The main cooling fan on this 1999 jeep cherokee, the main fan all depends.
These jeeps come with diffrent fan set ups. Here are a few, the first may be a fan driven off the motor by a fan belt and a another fan which is electric. the primary fan used for cooling is the fan that runs off the engine with a belt. the other electric fan is more the air conditioning system, this fan is used for cooling the condensor mainly. the engine driven fan is for the cooling system.
Another system fan set-up on these jeeps would be the motor driven fan by belt with another electric fan in front off it, the diffrence between the first and this one is that the first fan system is side by side and this one is set-up one in front of the other but the concept is the same, the fan driven by the engine is mainly for the cooling of the engine coolant and the electric fan is for air conditioning cooling.
In both set-ups the electric fans also help the cooling system but are mainly used for the help in cooling when the a/c is turnned on, the a/c condensor builds up heat the same as the radiator does, one fan is unable to cool both the radiator and the condensor, this is why some cars have two fans.

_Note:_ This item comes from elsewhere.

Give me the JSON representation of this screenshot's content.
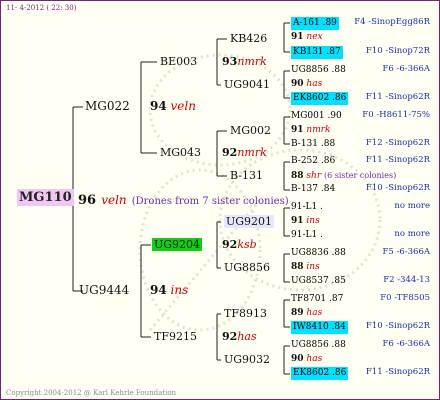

The 4.0L engine is equipped with a reverse rotation (counterclockwise) water pump. The word REVERSE is stamped or imprinted on the cover of the viscous fan drive and on the inner side of t he fan. The letter R is stamped onto the water pump impeller. When replacing water pump, ensure proper pump is installed. Installation of the wrong water pump will cause engine overheating.
NOTE:On models with 4.0 L engine, front grill must be removed to access radiator draincock. Draining cooling system can be accomplished by removing drain plug from side of block as well as by loosening radiator draincock. Drain plug is located on lower left side of engine block.
Disconnect negative battery cable. Drain cooling system. Disconnect electric cooling fan connector. Remove electric cooling fan and electric fan shroud assembly (if equipped). Loosen, but do not remove, 4 water pump pulley-to-water pump hub bolts and 4 viscous fan-to-idler pulley nuts. Remove accessory drive belt. Remove 4 viscous fan to idler pulley nuts, and remove fan and shroud together. Remove 4 water pump pulley bolts and remove pulley. Remove power steering pump and bracket. Disconnect heater hoses and lower radiator hose at water pump. Remove 4 water pump retaining bolts. Remove water pump.
Could be both your water pump and thermostat are faulty. Start with the simple and replace the thermostat and also did the engine over heat while you were stopped or in stop and go traffic, if you were then you may have a blown fuse or bad cooling fan relay that needs to be addressed. Check to make sure your Cooling fan is working, you can test this buy turning on your A/C on full and the fan should come one the same time your A/C clutch activates. If the fan does not function, inspect the electrical system to the cooling fans and replace the thermostat to ensure there will not be any issues in the summer time. Thermostat are know to go bad when they are over heated.
Thank you for using FIxya and good luck
I'm not familiar with your exact car but a friend of mine had a similar problem the solution was to replace the electrical relay for the cooling fan. Consult a wiring diagram to see if there is a relay (there should be) and replace it.
The other possibility off the top of my head is a short in the wiring somewhere. Power the fan directly and ensure it works fine. If the fan is OK then the problem is likely in the wiring or wire connectors somewhere. That should help narrow down the problem. Good luck!
I just had my coolant flushed and my radiator cooling fan replaced. The car was slightly overheating and would "gargle" in the coolant bowl after I turned the engine off. It turned out to be the radiator was clogged up on one side.
I went full tilt and replaced the radiator, water pump, thermostat, radiator cap and timing belt. I have 85,000 miles on the car and it was about time to do these things anyway. It is running like a new car now.